When the offer of a soccer scholarship arrived from California State University Bakersfield there was just no way that Niall Owens was going to turn it down.

Former St Michael’s pupil and Ballinamallard player who broke into the first team at 15, Niall has an ambition to play professional football, and here was the chance to go and train every day, live the life of a professional but also have the opportunity to study and do a degree, or Major, as it is called stateside.

For most heading to University, it is the likes of Belfast, Dublin or Liverpool that are the destinations, so to make the decision to move across the world and knowing nobody was a brave call, but one that Niall does not regret in any way.

“I was just turned 18 when I went. I had thought about it hard but when the offer was there on the table of the scholarship, I couldn’t turn it down. You have everything paid for, you got to train every day and it was a brilliant opportunity. I spoke to a lot of people and they said that if I didn’t do it I might look back in 20 years time and regret it.

“My mum and dad played a big part, they wanted me to take it, the fact that I would come out with a degree was a big thing for my mum,and it was something different from going to Belfast, Dublin or Liverpool,” said Niall, who is currently on a break at home.

So, how did it come about?

“I was contacted about a year and half ago and if I’m honest it was just a back up plan at that stage because I wanted to go across the water and play but I picked up an injury and I felt that wasn’t going to work out. I had a lot of offers from different colleges but then this college got in contact from California. I wasn’t planning to go until this summer but I spoke with this coach at Bakersfield College who is Irish and after I finished speaking to him I knew I wanted to go there,” he said.

Niall finished off his A Levels at St Michael’s and passed the SET exam, securing the qualifications required to get into the University and in July he set off for California.

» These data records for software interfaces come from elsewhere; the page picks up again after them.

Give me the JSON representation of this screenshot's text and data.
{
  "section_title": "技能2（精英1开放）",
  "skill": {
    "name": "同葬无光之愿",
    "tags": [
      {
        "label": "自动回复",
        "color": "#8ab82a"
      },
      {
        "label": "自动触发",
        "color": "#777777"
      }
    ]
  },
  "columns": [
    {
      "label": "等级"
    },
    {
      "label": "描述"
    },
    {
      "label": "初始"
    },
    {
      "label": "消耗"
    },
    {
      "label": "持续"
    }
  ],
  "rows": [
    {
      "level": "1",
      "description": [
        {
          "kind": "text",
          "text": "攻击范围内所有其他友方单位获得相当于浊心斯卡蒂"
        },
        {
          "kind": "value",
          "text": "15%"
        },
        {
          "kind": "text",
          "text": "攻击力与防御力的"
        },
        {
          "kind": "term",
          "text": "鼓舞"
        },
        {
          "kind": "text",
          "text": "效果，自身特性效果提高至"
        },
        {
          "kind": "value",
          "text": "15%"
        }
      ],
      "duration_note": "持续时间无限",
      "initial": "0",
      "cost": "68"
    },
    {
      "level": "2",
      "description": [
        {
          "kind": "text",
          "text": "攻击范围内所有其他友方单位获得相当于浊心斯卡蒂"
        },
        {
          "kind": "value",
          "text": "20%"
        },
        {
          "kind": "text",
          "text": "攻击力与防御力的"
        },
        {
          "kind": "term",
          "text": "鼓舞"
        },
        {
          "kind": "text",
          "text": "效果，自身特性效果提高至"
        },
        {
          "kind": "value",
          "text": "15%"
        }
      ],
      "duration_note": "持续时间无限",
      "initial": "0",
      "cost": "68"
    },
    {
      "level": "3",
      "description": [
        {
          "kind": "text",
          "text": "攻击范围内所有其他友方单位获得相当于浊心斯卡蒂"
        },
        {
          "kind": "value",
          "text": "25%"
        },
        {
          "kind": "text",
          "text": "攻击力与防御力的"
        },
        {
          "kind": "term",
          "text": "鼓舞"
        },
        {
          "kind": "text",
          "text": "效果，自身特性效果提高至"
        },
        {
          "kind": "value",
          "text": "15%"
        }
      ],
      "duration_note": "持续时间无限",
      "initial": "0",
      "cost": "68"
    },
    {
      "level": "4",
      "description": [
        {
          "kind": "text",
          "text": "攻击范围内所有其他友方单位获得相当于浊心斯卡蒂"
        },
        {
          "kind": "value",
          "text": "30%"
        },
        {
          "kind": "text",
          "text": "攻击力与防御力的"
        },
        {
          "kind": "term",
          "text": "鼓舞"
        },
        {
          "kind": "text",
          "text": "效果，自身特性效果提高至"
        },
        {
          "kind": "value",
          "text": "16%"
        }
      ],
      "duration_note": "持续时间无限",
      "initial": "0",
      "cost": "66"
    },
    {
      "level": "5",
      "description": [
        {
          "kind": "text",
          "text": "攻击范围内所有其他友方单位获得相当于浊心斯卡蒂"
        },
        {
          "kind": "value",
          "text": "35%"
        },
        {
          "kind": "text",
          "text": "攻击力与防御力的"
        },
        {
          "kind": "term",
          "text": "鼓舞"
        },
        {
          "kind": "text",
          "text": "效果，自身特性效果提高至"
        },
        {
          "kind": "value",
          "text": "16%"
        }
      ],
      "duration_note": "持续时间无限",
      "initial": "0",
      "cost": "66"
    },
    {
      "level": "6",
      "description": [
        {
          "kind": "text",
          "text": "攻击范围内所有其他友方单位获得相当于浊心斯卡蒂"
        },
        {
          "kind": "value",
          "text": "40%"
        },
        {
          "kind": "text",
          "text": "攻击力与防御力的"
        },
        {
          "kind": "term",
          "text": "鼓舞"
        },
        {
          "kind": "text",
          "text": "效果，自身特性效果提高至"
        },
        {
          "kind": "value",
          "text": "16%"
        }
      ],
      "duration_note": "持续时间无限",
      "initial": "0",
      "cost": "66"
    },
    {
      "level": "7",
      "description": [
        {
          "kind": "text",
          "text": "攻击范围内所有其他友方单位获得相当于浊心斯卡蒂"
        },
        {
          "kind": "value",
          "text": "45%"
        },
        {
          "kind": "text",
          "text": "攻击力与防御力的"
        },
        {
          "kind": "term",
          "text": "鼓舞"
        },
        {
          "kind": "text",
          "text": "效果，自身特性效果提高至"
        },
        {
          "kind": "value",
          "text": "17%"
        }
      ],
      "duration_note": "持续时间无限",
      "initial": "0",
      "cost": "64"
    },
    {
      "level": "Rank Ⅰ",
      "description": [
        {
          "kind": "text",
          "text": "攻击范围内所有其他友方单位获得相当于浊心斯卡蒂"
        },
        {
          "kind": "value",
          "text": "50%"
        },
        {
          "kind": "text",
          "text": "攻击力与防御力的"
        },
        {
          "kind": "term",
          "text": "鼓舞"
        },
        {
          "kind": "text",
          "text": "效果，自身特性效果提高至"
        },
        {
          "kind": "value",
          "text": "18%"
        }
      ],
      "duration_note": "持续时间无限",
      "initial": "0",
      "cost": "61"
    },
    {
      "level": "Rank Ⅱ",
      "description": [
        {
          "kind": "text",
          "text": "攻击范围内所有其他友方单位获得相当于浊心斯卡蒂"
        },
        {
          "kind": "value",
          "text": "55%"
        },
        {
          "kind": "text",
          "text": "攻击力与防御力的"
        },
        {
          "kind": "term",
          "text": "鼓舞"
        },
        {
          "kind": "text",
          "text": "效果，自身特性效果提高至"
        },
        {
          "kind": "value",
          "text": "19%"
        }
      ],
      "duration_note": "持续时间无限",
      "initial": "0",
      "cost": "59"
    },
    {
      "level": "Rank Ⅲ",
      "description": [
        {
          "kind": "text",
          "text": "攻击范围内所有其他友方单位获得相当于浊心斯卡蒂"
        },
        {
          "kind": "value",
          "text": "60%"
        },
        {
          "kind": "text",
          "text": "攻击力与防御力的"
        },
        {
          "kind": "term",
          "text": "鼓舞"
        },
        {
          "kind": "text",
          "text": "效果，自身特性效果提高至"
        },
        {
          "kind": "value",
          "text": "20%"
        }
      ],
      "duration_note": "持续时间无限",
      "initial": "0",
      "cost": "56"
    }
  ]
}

“I’m not going to lie, it is not easy, it is difficult to get settled in and I went and didn’t know anyone. I arrived at my apartment and there was nobody there and I was there for two weeks by myself because I went early to get myself fit. But once I met the team and my classmates, it has been amazing.

“The coach being Irish was a big part and he had done the same thing that I did. You obviously miss home a wee bit but he helped me with that and I got to the point where although I missed home, I didn’t want to come home.

“If anyone has the chance, they should think really hard about it because it is a really great opportunity,” he added.

With football and study Niall, whose major is in Kinesiology, acknowledges that there is very little time for much else.

“The season is quite short so you play two games at the weekend which is quite demanding physically and then you have school work as well to keep on top of. You are busy all the time, you are always doing something.

“We have one day off training a week and then classes every day apart from a Friday,” he said.

The football has also seen him do a lot of travelling during the college season.

“One weekend we flew to Texas, played two games in Texas and flew back. The next weekend we flew out to Arizona on the Thursday and played a game on the Friday and flew to Las Vegas and played a game on the Sunday and then we were back in Bakersfield on the Monday.”

Indeed, he is happy with his performances for the college on the pitch.

“Personally, it went well, I got a lot of assists although I only got two goals. I was happy though with how I got on.”

One of the big positives for Niall has been the chance to meet people he would not normally haver had the opportunity to.

“I’m mixing with people I would never usually mix with and not even in terms of football but in the classroom. You are meeting people from all backgrounds and ethnicities and I really enjoy it,” he said.

The goal though remains the same and that is to eventually go on to play professional football.

“I would like to sign a professional contract when I’m done, wherever that may be. Football is the main thing I want to do, it is what I have always worked for but it is good to have the degree to fall back on if it doesn’t work out which I suppose is the best of both worlds.”

While at home in recent weeks Niall has been doing a bit of coaching at Ballinamallard and has also been helping out with football sessions at St Michael’s and his former teacher, Dom Corrigan, has nothing but praise for the steps that he has taken.

“You can only admire Niall for the taking the step that he has taken. The easy thing for him to have done would have been to go to Belfast or somewhere like that but he was mature enough to see the opportunity that he had and it has worked out really well for him. I think that young people should be encouraged to travel and it is one of the best educational tools.

“For Niall, it is a new way of life but it will only benefit him in life. It is a wonderful experience and shows the way for others to maybe look at similar opportunities.The staff at St Michael’s are very proud of Niall and he was a fantastic student. We are delighted that he has come back when he is at home and helped coach the Junior classes in the school and I am confident that he will be a success,” said Corrigan.

For now though it will be back to the training pitch for Niall who is to return to California next week.

“I go back next Tuesday and then we are straight back at it again although it is mostly friendly games preparing you for the next season. I don’t think I’m going to come home in the summer because there is an opportunity to go and play in a player development league which is like MLS Reserve teams so hopefully I can get that sorted and can travel more. I’ve got to so many places already which is brilliant,” he stated.